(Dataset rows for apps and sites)
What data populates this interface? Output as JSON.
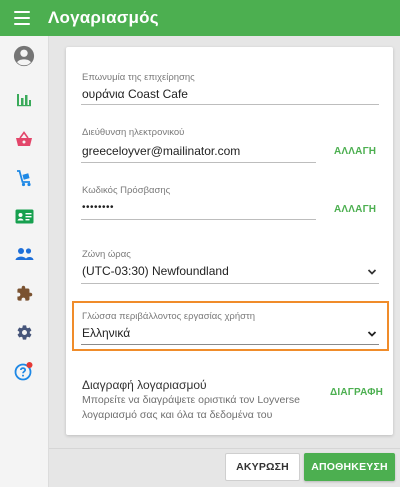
{
  "app": {
    "title": "Λογαριασμός"
  },
  "colors": {
    "accent": "#4caf50",
    "highlight": "#f08c2a",
    "badge": "#e53935",
    "icon_green": "#3aaa5a",
    "icon_pink": "#e3466a",
    "icon_blue": "#1e88e5",
    "icon_grey": "#616161"
  },
  "sidebar": {
    "items": [
      {
        "name": "account-circle-icon"
      },
      {
        "name": "bar-chart-icon"
      },
      {
        "name": "shopping-basket-icon"
      },
      {
        "name": "items-cart-icon"
      },
      {
        "name": "id-card-icon"
      },
      {
        "name": "people-icon"
      },
      {
        "name": "puzzle-icon"
      },
      {
        "name": "gear-icon"
      },
      {
        "name": "help-icon",
        "badge": true
      }
    ]
  },
  "form": {
    "business_name": {
      "label": "Επωνυμία της επιχείρησης",
      "value": "ουράνια Coast Cafe"
    },
    "email": {
      "label": "Διεύθυνση ηλεκτρονικού",
      "value": "greeceloyver@mailinator.com",
      "action": "ΑΛΛΑΓΗ"
    },
    "password": {
      "label": "Κωδικός Πρόσβασης",
      "value": "••••••••",
      "action": "ΑΛΛΑΓΗ"
    },
    "timezone": {
      "label": "Ζώνη ώρας",
      "value": "(UTC-03:30) Newfoundland"
    },
    "language": {
      "label": "Γλώσσα περιβάλλοντος εργασίας χρήστη",
      "value": "Ελληνικά"
    }
  },
  "delete_account": {
    "title": "Διαγραφή λογαριασμού",
    "description": "Μπορείτε να διαγράψετε οριστικά τον Loyverse λογαριασμό σας και όλα τα δεδομένα του",
    "action": "ΔΙΑΓΡΑΦΗ"
  },
  "footer": {
    "cancel_label": "ΑΚΥΡΩΣΗ",
    "save_label": "ΑΠΟΘΗΚΕΥΣΗ"
  }
}
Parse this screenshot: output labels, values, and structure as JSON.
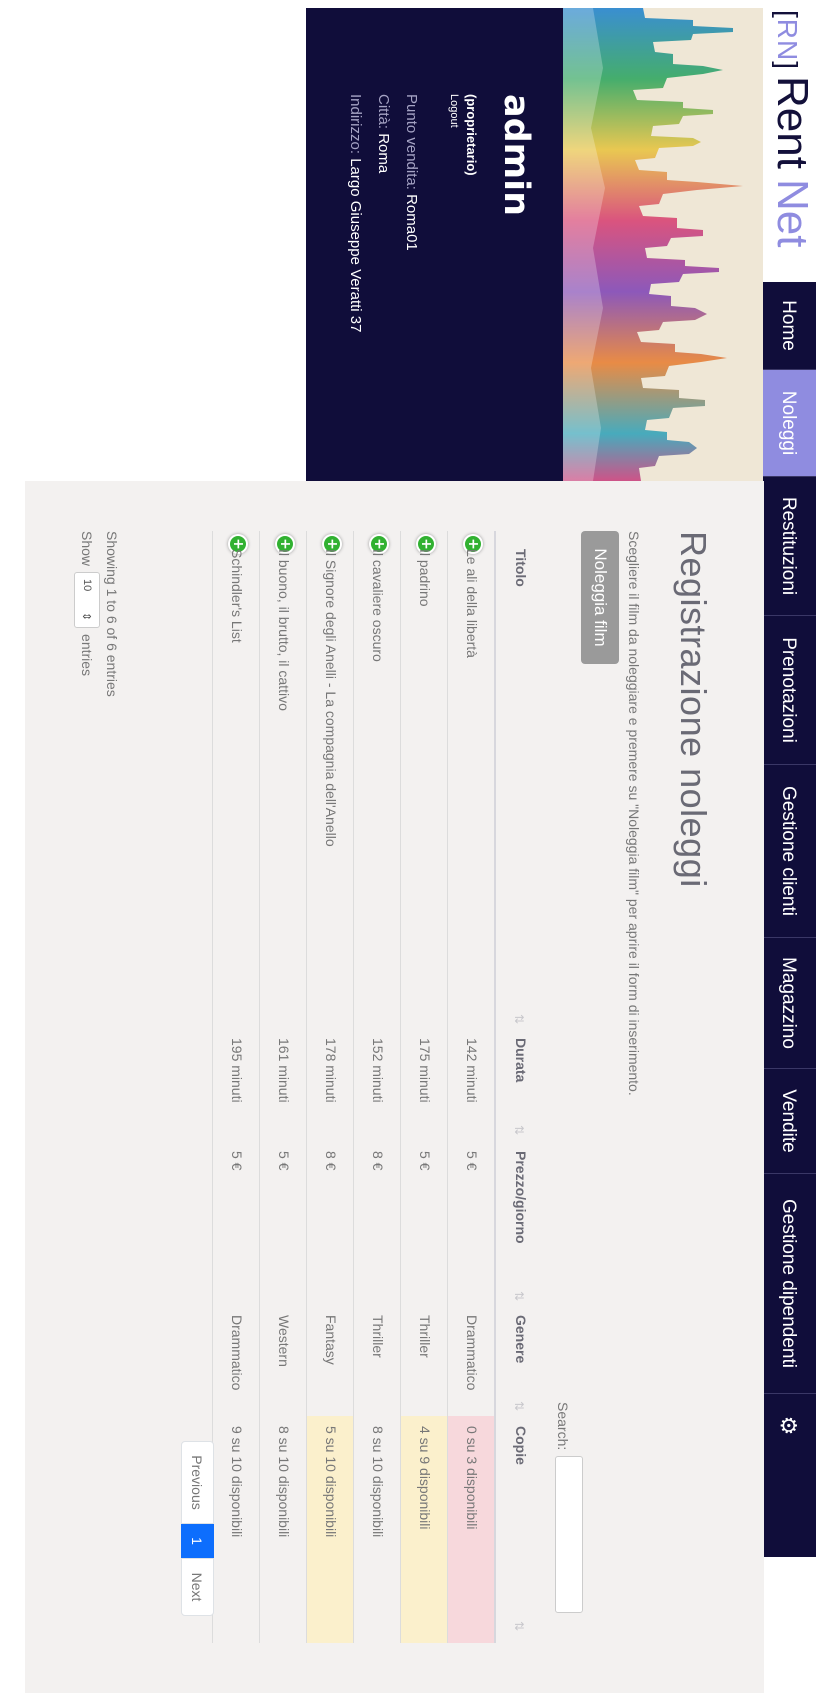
{
  "logo": {
    "bracket_left": "[",
    "bracket_letters": "RN",
    "bracket_right": "]",
    "word1": "Rent",
    "word2": "Net"
  },
  "nav": {
    "items": [
      {
        "label": "Home"
      },
      {
        "label": "Noleggi",
        "active": true
      },
      {
        "label": "Restituzioni"
      },
      {
        "label": "Prenotazioni"
      },
      {
        "label": "Gestione clienti"
      },
      {
        "label": "Magazzino"
      },
      {
        "label": "Vendite"
      },
      {
        "label": "Gestione dipendenti"
      }
    ],
    "settings_icon": "⚙",
    "icon_name": "gear-icon"
  },
  "user": {
    "name": "admin",
    "role": "(proprietario)",
    "logout": "Logout",
    "store_label": "Punto vendita:",
    "store_value": "Roma01",
    "city_label": "Città:",
    "city_value": "Roma",
    "address_label": "Indirizzo:",
    "address_value": "Largo Giuseppe Veratti 37"
  },
  "page": {
    "title": "Registrazione noleggi",
    "subtitle": "Scegliere il film da noleggiare e premere su \"Noleggia film\" per aprire il form di inserimento.",
    "rent_button": "Noleggia film",
    "search_label": "Search:",
    "search_value": ""
  },
  "table": {
    "headers": {
      "title": "Titolo",
      "duration": "Durata",
      "price": "Prezzo/giorno",
      "genre": "Genere",
      "copies": "Copie"
    },
    "sort_icon": "⇅",
    "add_icon": "+",
    "rows": [
      {
        "title": "Le ali della libertà",
        "duration": "142 minuti",
        "price": "5 €",
        "genre": "Drammatico",
        "copies": "0 su 3 disponibili",
        "status": "danger"
      },
      {
        "title": "Il padrino",
        "duration": "175 minuti",
        "price": "5 €",
        "genre": "Thriller",
        "copies": "4 su 9 disponibili",
        "status": "warning"
      },
      {
        "title": "Il cavaliere oscuro",
        "duration": "152 minuti",
        "price": "8 €",
        "genre": "Thriller",
        "copies": "8 su 10 disponibili",
        "status": ""
      },
      {
        "title": "Il Signore degli Anelli - La compagnia dell'Anello",
        "duration": "178 minuti",
        "price": "8 €",
        "genre": "Fantasy",
        "copies": "5 su 10 disponibili",
        "status": "warning"
      },
      {
        "title": "Il buono, il brutto, il cattivo",
        "duration": "161 minuti",
        "price": "5 €",
        "genre": "Western",
        "copies": "8 su 10 disponibili",
        "status": ""
      },
      {
        "title": "Schindler's List",
        "duration": "195 minuti",
        "price": "5 €",
        "genre": "Drammatico",
        "copies": "9 su 10 disponibili",
        "status": ""
      }
    ]
  },
  "footer": {
    "info": "Showing 1 to 6 of 6 entries",
    "show": "Show",
    "length_value": "10",
    "entries": "entries",
    "pagination": {
      "previous": "Previous",
      "current": "1",
      "next": "Next"
    }
  },
  "colors": {
    "nav_bg": "#100d3a",
    "accent": "#8f8ce0",
    "row_danger": "#f7d8dc",
    "row_warning": "#fbf0cc",
    "add_icon": "#31b131",
    "page_current": "#0d6efd"
  }
}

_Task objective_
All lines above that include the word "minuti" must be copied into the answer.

_Answer to this problem_
        "duration": "142 minuti",
        "duration": "175 minuti",
        "duration": "152 minuti",
        "duration": "178 minuti",
        "duration": "161 minuti",
        "duration": "195 minuti",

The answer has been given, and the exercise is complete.